After witnessing how quickly new technology has changed the music business in just the past five years, it’s a safe bet that no one can know for sure what awaits the music industry in the near future. Still these predictions for the music industry by leading industry professionals are interesting, insightful, and inspiring. Read more.
“Happy Birthday To Me:” a complicated history – and future – for the world’s simplest song; vinyl sales continue to make headlines, with sales generating more revenue than free Spotify, YouTube, and VEVO combined; JVC and Taiyo Yuden to stop producing optical media – FalconMedia remains a reliable option. Read more.
In the broadest sense, a music publisher looks for music initially like an A&R rep at a label would. We’re searching for the best talent. We do differ in one significant way: talent alone can sometimes entice an A&R rep to sign an artist. With music publishers, that is rarely the case. Read more.
A music supervisor’s job is to find, place, and link music with multimedia based projects that need outside music. In order to become a music supervisor you must be knowledgeable about music licensing, have a grasp on the different industries that are in need of music, and possess excellent networking skills. Read more.
Working with partners when songwriting is inherently collaborative and is often how great songs get written. Plus – for musicians, songwriters, and producers – the music creation process is usually the most enjoyable. But how do you split up the music publishing pie when it comes down to business? Read more.
If you’re sitting down to tackle making an album, there’s a lot to think about; from clearing the rights for your cover songs to converting the cover art to the right format. When you get your manufactured CDs in hand, there are still a lot of things you need to do – namely, releasing the album for sale to the public. While your music is at the heart of what you do, your identity, image, brand, website, web presence, merchandise, and publicity is what you use to connect with your fans. Randy Chertkow and Jason Feehan have revised our popular Planning Your Album From Beginning To End guide. Here’s an excerpt from the revised guide. Read more.

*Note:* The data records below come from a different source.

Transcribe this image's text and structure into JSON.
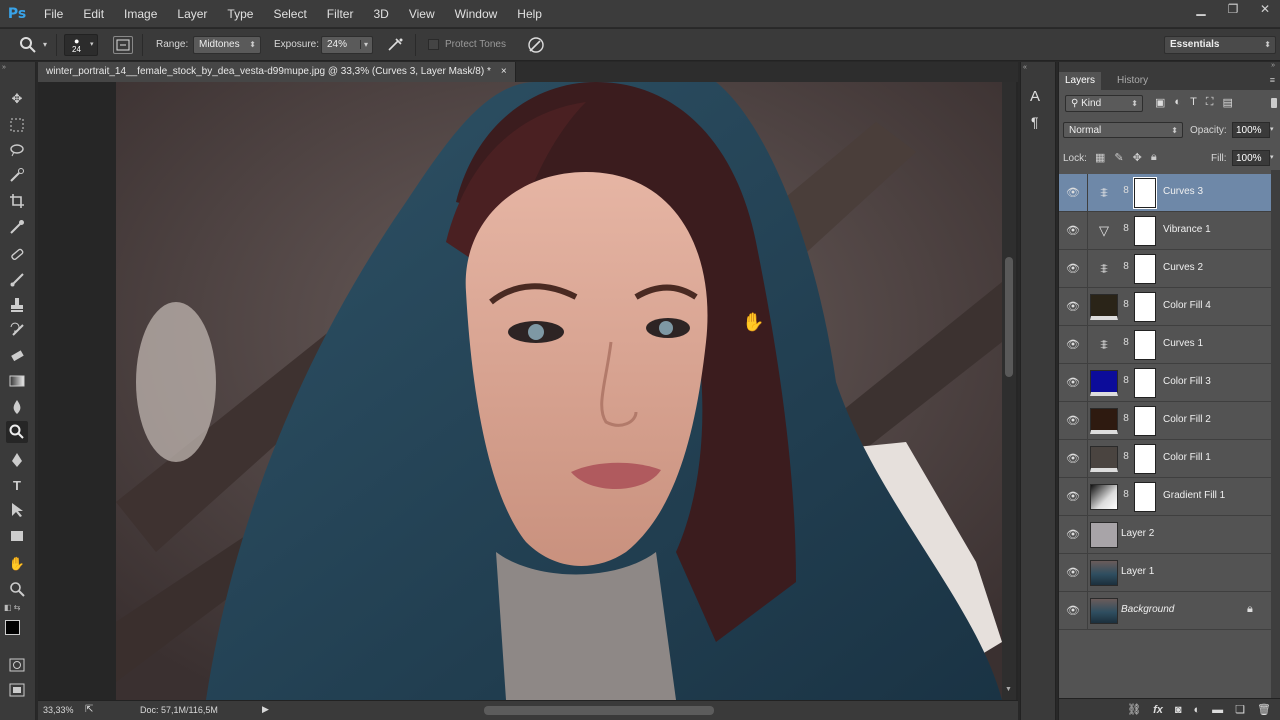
{
  "app": {
    "logo": "Ps"
  },
  "menu": [
    "File",
    "Edit",
    "Image",
    "Layer",
    "Type",
    "Select",
    "Filter",
    "3D",
    "View",
    "Window",
    "Help"
  ],
  "options": {
    "brush_size": "24",
    "range_label": "Range:",
    "range_value": "Midtones",
    "exposure_label": "Exposure:",
    "exposure_value": "24%",
    "protect_tones": "Protect Tones",
    "workspace": "Essentials"
  },
  "document": {
    "tab_title": "winter_portrait_14__female_stock_by_dea_vesta-d99mupe.jpg @ 33,3% (Curves 3, Layer Mask/8) *",
    "close": "×"
  },
  "status": {
    "zoom": "33,33%",
    "doc_size": "Doc: 57,1M/116,5M"
  },
  "layers_panel": {
    "tabs": [
      "Layers",
      "History"
    ],
    "filter_kind": "Kind",
    "blend_mode": "Normal",
    "opacity_label": "Opacity:",
    "opacity_value": "100%",
    "lock_label": "Lock:",
    "fill_label": "Fill:",
    "fill_value": "100%",
    "layers": [
      {
        "name": "Curves 3",
        "kind": "curves",
        "selected": true
      },
      {
        "name": "Vibrance 1",
        "kind": "vibrance"
      },
      {
        "name": "Curves 2",
        "kind": "curves"
      },
      {
        "name": "Color Fill 4",
        "kind": "fill",
        "color": "#2a2418"
      },
      {
        "name": "Curves 1",
        "kind": "curves"
      },
      {
        "name": "Color Fill 3",
        "kind": "fill",
        "color": "#0c0c9a"
      },
      {
        "name": "Color Fill 2",
        "kind": "fill",
        "color": "#2e1a10"
      },
      {
        "name": "Color Fill 1",
        "kind": "fill",
        "color": "#4a4440"
      },
      {
        "name": "Gradient Fill 1",
        "kind": "gradient"
      },
      {
        "name": "Layer 2",
        "kind": "plain",
        "color": "#a8a4a8"
      },
      {
        "name": "Layer 1",
        "kind": "photo"
      },
      {
        "name": "Background",
        "kind": "photo",
        "locked": true
      }
    ]
  },
  "colors": {
    "selected_layer": "#6e88a8",
    "ps_blue": "#39a3e8"
  }
}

Before we can mass produce copies of your disc, there are a few legal issues to clear first. You are required to sign a release form declaring that all the music on your album is original and “owned” by you. If all your music is original, you’ll check that box and move on. However, if you record any cover songs or incorporate any copyrighted samples or loops, you have to provide proof that you received the proper permissions. Read more.
Music licensing is a very lucrative business with no shortage of placement opportunities. As an independent music creator, you have the ability capitalize, but you have to be organized, flexible, patient, and willing to cater to the market’s needs. This is a different ball game when compared to creating music for an artist. Here’s some tips to help you better prepare yourself for licensing. Read more.
The holiday season, especially the golden month between Thanksgiving and Christmas, is the most lucrative time of the year for retail sales. As an independent musician, it can be a time for you to move a ton of product – professionally manufactured CDs, merch, and more. There are many ways to take advantage of this time of the year, and our new guide answers questions about how to prepare your order and make your new release something special for the holidays.
Read more and download your FREE PDF.
Think you’re ready to press CDs for your new self-released album? Before you gather your materials to submit for CD manufacturing, there’s rehearsing, music recording, audio mastering, CD package designing – and all the various promotional and sales activities which may require your CD being completed. While it’s hard not to get excited and schedule your band’s CD album release party when you get to the mixing phase, being patient and creating a long-term album release timeline will help you maximize your efforts and make your CD manufacturing experience run smoothly, rather than racing to meet a deadline. Read more.
CD Baby has launched CD Baby Pro, a new service for independent music artists that helps collect the songwriting and music royalties you’ve earned worldwide. Even if you’ve registered your works with a PRO, it’s virtually impossible to collect all the publishing royalties owed to you every time one of your songs is purchased, streamed, or played in a public setting. CD Baby Pro solves this problem and makes it easy for you to get paid what you’ve earned. Read more.
When striving to understand how the music licensing business operates, one key fact is that the music licensing marketplace determines value on a daily basis. What this means is that to make any money licensing your music, your songs must have value in the eyes of the marketplace. The following qualities will help determine a piece of music’s relative licensing value. Read more.
To develop an adequate understanding of the path to earning money with your original music, four essential areas make up the key foundational knowledge, and we’ll explore them in three posts. In this first post, we’ll look at the different copyrights and the basic blueprint for how revenue is generated by licensing your music. Part two will address creating value and earning income through licensed music. In part three, we’ll explore the diversity of buyers for original music, and the all-important connections you will need to develop to begin to make money from your original music. Read more.
“Don’t infringe on copyrights!” If your forte is creating beat-driven masterpieces that use other people’s work as source material, how do you ply your craft and share your art without getting in trouble? Let’s dive into the murky waters of legality and copyright ownership. Read more.
Music publishing has its lore and legends. The story of Michael Jackson coming to own the rights to The Beatles’ catalog is high on the list. It started when Jackson contributed to McCartney’s Pipes Of Pan album, when McCartney opened Jackson’s eyes to the notion of song copyrights as an investment. Read more.